“It was a magical shoot,” Ed said. “We all loved it. We all got along. Everything broke right. And there were things I attempted I would never do now. It’s crazy to me that we did it.”
The project was well-received. Ed had planned to launch the series himself. However, a big cable network was very interested in it. Ed worked with the network for 18 months, anticipating they would pick the project up to series. However, after a heartbreaking turn, the cable network dropped the project.
“After a year and a half, it was difficult to get the cast back together and shoot more episodes,” he said. “I remember thinking, why did I ever let it get to this point? Why didn’t I follow my original plan?”
This experience galvanized Ed’s philosophy to be a self-sufficient filmmaker.
“It’s an exciting time for film in general,” Ed said. “You can make projects now for less money than you ever could before.
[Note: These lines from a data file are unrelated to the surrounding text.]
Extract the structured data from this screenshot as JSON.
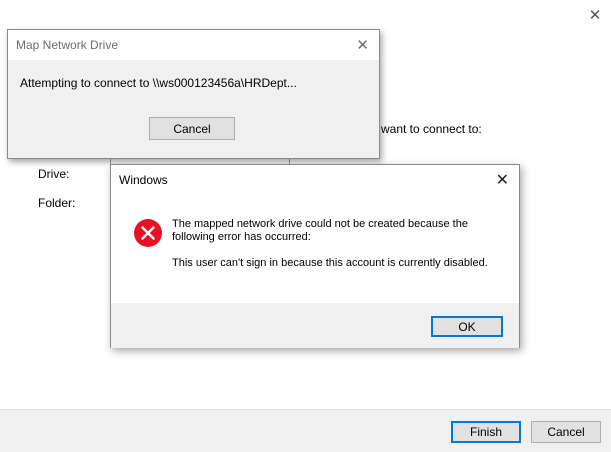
{
  "wizard": {
    "heading_partial": "want to connect to:",
    "drive_label": "Drive:",
    "folder_label": "Folder:",
    "finish_label": "Finish",
    "cancel_label": "Cancel",
    "close_icon": "✕"
  },
  "progress_dialog": {
    "title": "Map Network Drive",
    "message": "Attempting to connect to \\\\ws000123456a\\HRDept...",
    "cancel_label": "Cancel",
    "close_icon": "✕"
  },
  "error_dialog": {
    "title": "Windows",
    "message_line1": "The mapped network drive could not be created because the following error has occurred:",
    "message_line2": "This user can't sign in because this account is currently disabled.",
    "ok_label": "OK",
    "close_icon": "✕",
    "icon": "error-icon",
    "icon_color": "#e81123"
  }
}
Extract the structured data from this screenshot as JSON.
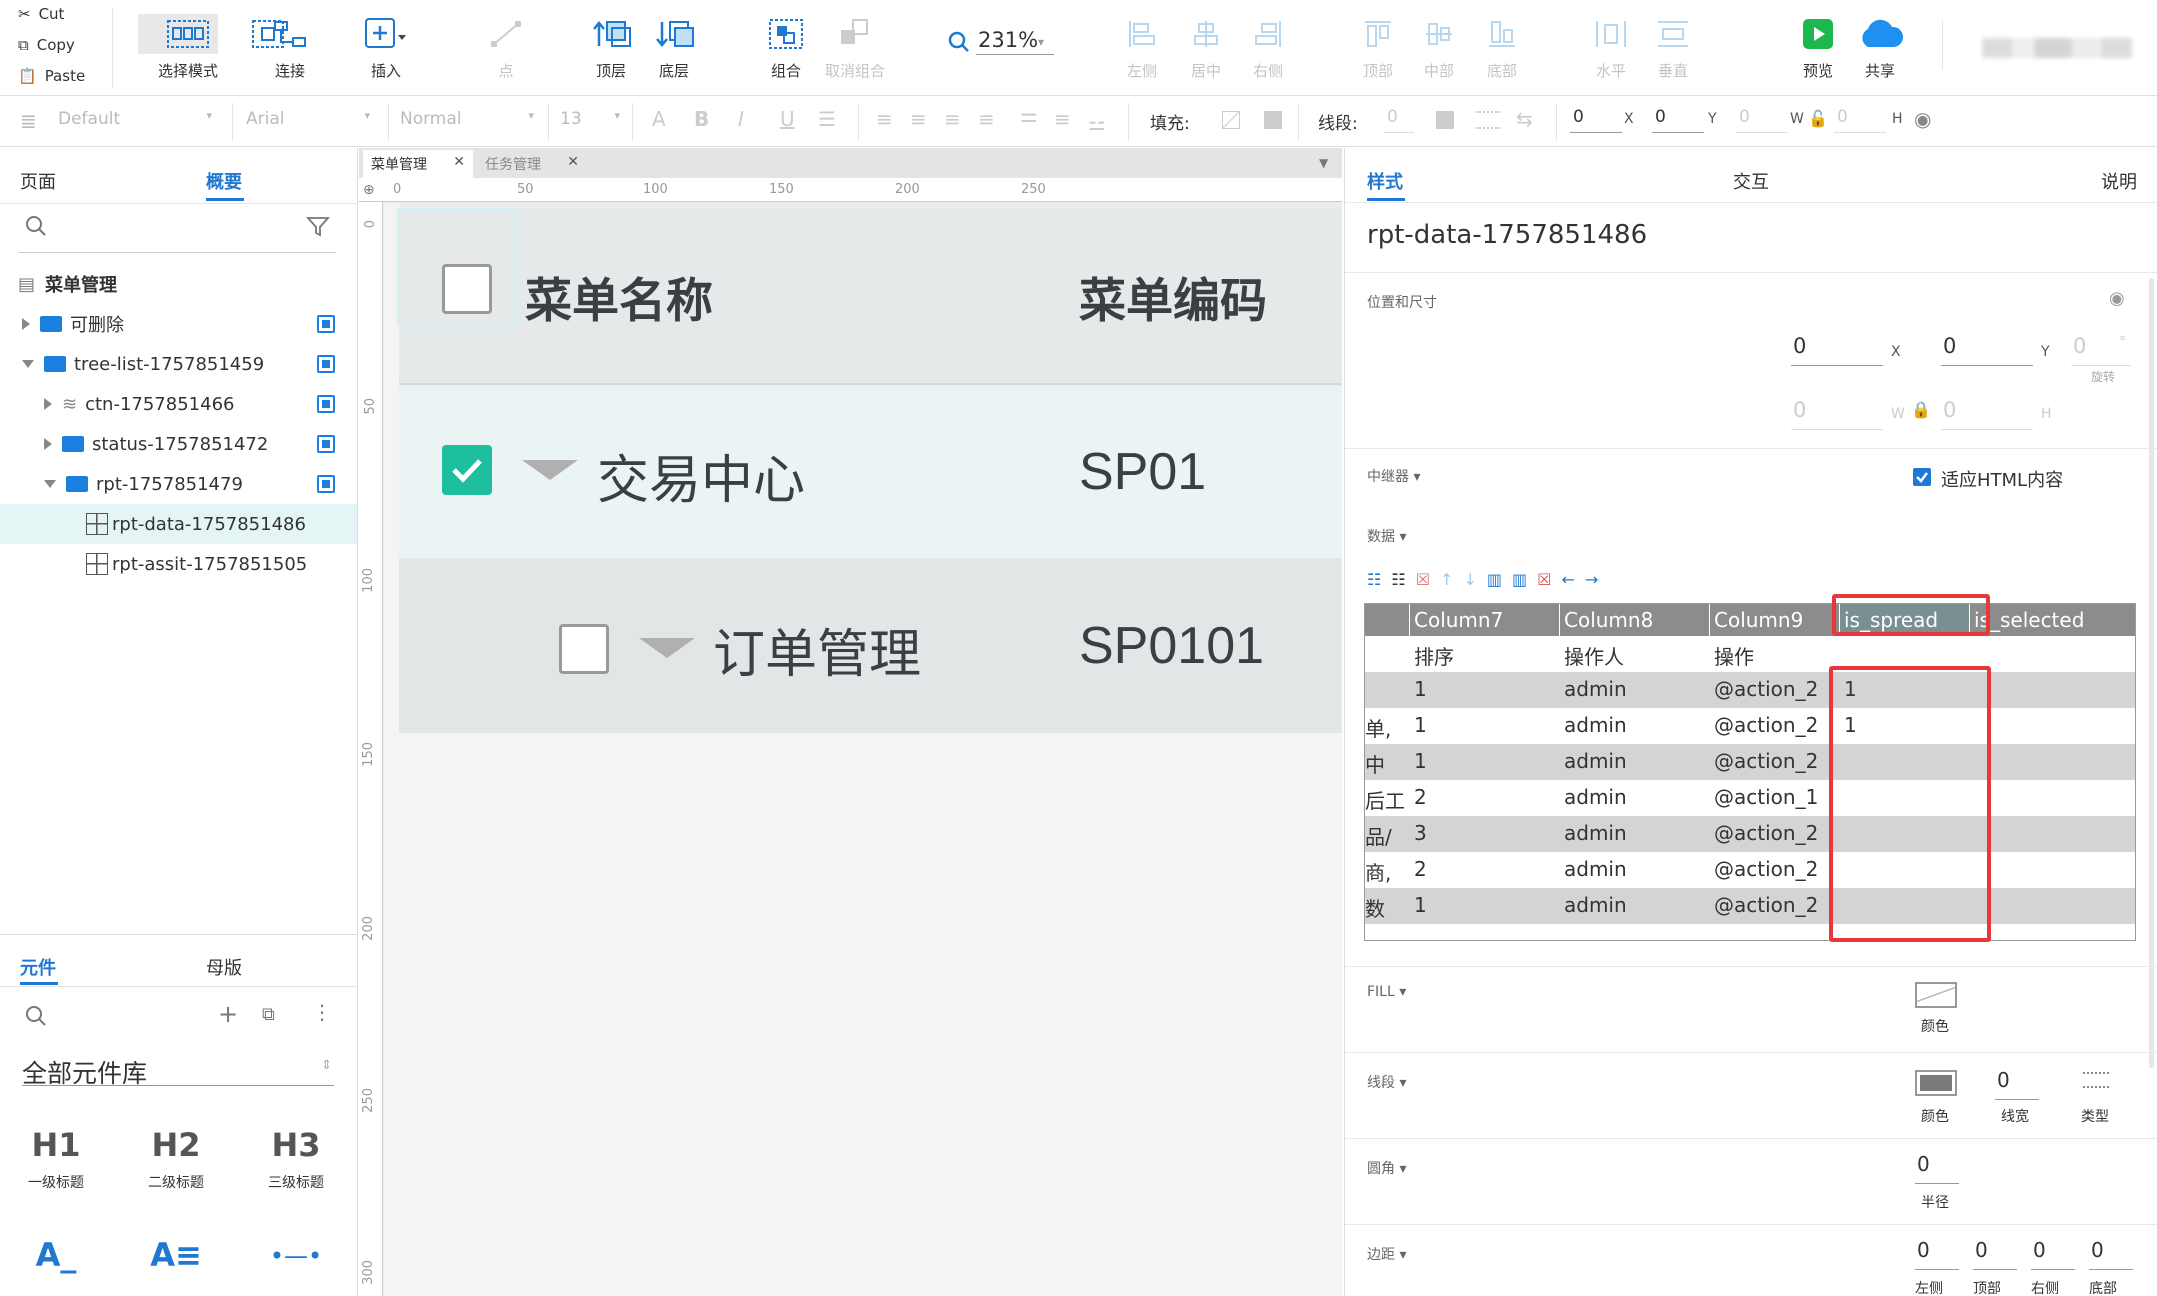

When some people say they’re going to make a film for a certain budget level, I think Grinning Man Media Group could make a comparable film at a fourth of that budget.”
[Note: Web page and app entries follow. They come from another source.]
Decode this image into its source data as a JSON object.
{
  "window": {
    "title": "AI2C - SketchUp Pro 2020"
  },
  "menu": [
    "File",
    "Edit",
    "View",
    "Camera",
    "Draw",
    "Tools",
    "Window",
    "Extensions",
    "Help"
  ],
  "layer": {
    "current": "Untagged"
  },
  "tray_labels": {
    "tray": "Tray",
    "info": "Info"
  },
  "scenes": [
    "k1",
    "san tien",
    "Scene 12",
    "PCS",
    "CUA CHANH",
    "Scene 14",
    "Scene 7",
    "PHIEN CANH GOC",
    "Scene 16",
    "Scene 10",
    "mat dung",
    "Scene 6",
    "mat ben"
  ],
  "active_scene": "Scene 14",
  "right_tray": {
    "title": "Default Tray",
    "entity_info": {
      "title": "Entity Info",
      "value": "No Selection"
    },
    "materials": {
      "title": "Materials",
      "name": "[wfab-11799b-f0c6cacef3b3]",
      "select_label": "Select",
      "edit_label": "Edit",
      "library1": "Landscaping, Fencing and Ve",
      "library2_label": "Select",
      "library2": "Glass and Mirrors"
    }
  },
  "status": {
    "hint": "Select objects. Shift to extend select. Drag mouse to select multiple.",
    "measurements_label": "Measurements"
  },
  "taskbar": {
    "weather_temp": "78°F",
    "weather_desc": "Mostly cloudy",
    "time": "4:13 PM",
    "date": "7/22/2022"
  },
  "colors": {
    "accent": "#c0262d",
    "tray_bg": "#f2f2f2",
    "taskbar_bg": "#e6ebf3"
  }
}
Ed’s enthusiasm is palpable. Talking faster than most people can think, he has always been passionate about his storytelling. Right now, his drive has kicked into overdrive. He lives in the GMMG studio space’s loft apartment. He works nearly non-stop during his waking hours. Speaking fondly of Miramax and New Line in the 1970s, he says we’re poised to repeat that critical era because of Video-on-Demand (VOD) and the collapse of theatrical and video release dates.
“Just as Roger Corman could make movies and could make a profit with drive-in fare, I think VOD is the new home video drive-in,” Ed said. “It’s a whole new world where filmmakers can exist and make money. You have to be smart. You have to have an angle. And there has to be a good movie in there.”
Scrapper is GMMG’s test case. It’s the first feature from Ed and his business partner, Tarek Kutrieh, under their GMMG shingle.
“Scrapper is a good movie,” Ed said. “It has great actors in it. But it’s also about a man salvaging scrap metal. I would say that’s pretty un-commercial. Still, projections are we’re going to double our budget in profit. Everyone who has deferred payment on the picture is going to get paid. I just sold the African TV rights this morning. Our VOD release date is April 1, 2014. It’s all going to add up to a decent profit for us. And every dollar goes back into the empire so we can continue making small, quality projects.”
Making the projects he wants on his terms suits Ed well. He’s got a clear voice and keen eye for quality projects. He’s also well-versed in business having worked in his father’s small education business since he was 12. Since his father’s death, Ed has taken a more active role in the business, effectively running two businesses – one in New York and GMMG here in LA.
Ed relies on many of the small business practices his father instilled in him. He hires talented people he believes are on the verge of breaking out. He makes fair deals with artists. He looks to cultivate the next generation of filmmakers, encouraging them to push projects forward and be their own masters.
When working with emerging talent, he often tells them, “If you’re lucky and you have a good career, you’re going to have your heart ripped out about nine times, if not more. To have your heart broken, you have to be in it. That’s why you need to have something of your own, something to cling to.”
And it’s these next-generation artists who make Ed’s ronin filmmaking successful and rewarding. By gathering allies and like-minded individuals who aren’t beholden to the staid ways of Hollywood, he finds fellow warriors who want to make their mark.
Scrapper will be screening at the 2013 Austin Film Festival on Saturday, October 26th and Tuesday, October 29th. In case you can’t make one of the festival screenings, Scrapper’s VOD release date is April 1, 2014.
Racquetball starring Kevin Nealon and Michael Beach will be streaming on the web in early 2014.
Follow Ed Dougherty on Twitter at @grinningmanfilm for updates on these projects and more.